== Exercise details ==
Scan the material that follows. Copy every line containing the word "services".

[Given information — start]

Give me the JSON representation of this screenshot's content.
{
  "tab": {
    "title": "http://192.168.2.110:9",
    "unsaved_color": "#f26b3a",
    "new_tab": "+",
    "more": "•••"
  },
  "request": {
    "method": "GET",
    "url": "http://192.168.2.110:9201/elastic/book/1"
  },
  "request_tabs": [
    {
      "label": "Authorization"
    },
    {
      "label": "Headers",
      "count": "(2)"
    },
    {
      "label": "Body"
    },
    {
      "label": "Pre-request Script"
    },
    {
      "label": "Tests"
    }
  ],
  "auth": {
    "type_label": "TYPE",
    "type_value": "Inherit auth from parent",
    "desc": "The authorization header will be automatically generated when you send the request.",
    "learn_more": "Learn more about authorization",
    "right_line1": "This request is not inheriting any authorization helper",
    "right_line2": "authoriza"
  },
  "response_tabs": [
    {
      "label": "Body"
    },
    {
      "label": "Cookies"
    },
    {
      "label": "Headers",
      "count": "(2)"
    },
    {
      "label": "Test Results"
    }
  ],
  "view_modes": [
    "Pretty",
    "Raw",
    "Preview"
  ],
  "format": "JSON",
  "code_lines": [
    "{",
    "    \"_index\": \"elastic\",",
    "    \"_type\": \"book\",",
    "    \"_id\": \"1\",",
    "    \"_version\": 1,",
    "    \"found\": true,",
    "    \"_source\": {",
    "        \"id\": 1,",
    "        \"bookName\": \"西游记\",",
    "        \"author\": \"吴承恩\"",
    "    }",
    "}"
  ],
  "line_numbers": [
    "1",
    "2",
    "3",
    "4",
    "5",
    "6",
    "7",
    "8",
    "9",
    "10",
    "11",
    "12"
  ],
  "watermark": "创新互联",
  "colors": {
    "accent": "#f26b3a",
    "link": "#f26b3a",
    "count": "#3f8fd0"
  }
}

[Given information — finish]
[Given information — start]

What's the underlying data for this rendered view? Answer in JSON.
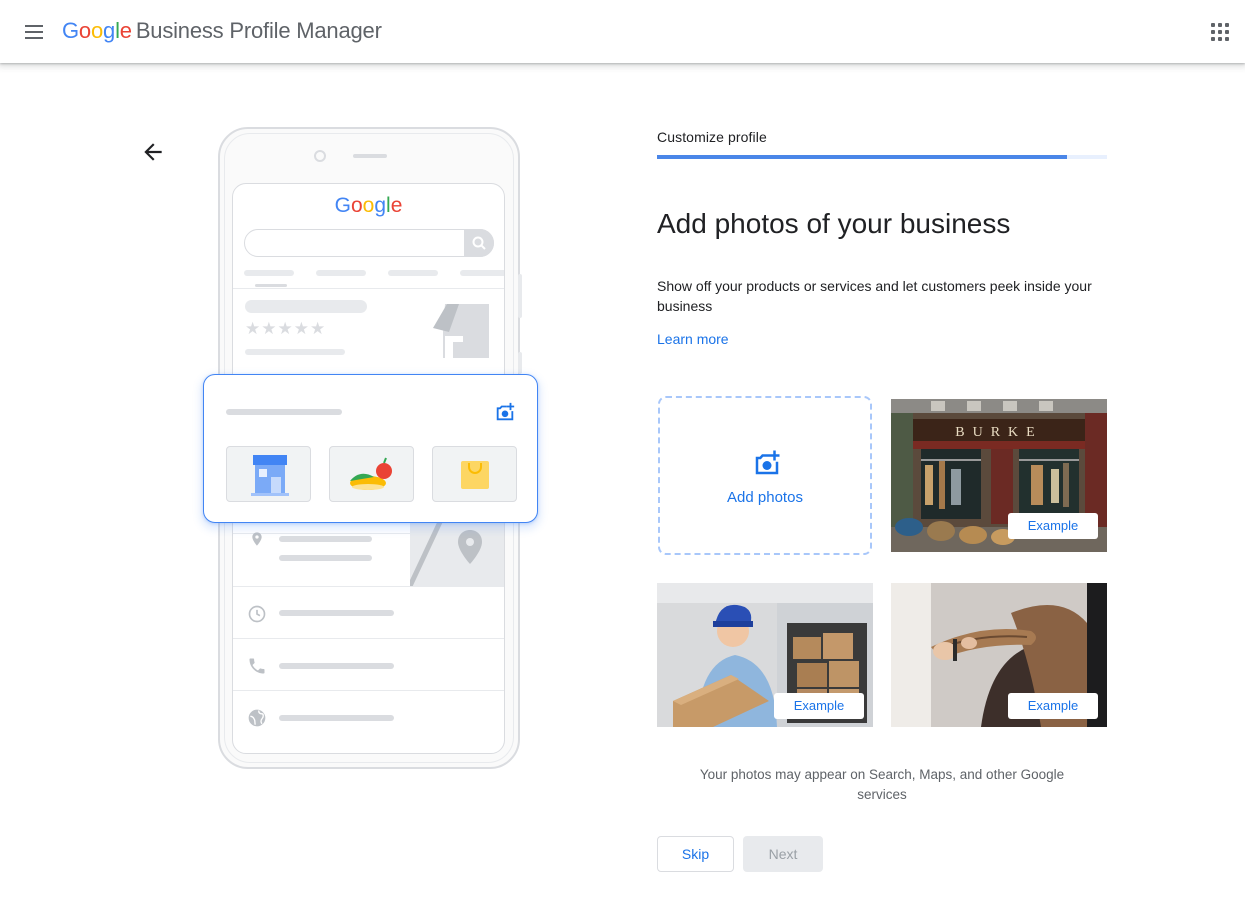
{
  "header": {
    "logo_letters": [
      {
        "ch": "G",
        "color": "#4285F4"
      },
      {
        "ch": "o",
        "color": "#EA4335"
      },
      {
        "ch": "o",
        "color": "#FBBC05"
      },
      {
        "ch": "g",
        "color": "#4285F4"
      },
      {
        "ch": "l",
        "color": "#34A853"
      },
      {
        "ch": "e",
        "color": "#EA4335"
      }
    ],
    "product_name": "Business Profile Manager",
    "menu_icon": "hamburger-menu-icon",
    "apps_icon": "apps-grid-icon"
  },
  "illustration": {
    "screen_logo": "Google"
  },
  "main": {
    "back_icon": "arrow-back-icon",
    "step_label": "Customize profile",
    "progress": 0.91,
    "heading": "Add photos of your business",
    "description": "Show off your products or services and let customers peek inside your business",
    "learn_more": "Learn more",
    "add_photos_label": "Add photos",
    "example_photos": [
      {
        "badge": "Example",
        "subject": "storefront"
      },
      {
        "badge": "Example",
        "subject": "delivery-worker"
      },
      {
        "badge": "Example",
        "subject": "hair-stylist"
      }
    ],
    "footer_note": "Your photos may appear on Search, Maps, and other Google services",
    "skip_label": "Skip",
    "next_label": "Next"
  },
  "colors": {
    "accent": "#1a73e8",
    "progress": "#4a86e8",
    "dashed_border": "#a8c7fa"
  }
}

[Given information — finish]

== Answer to this exercise ==
    "description": "Show off your products or services and let customers peek inside your business",
    "footer_note": "Your photos may appear on Search, Maps, and other Google services",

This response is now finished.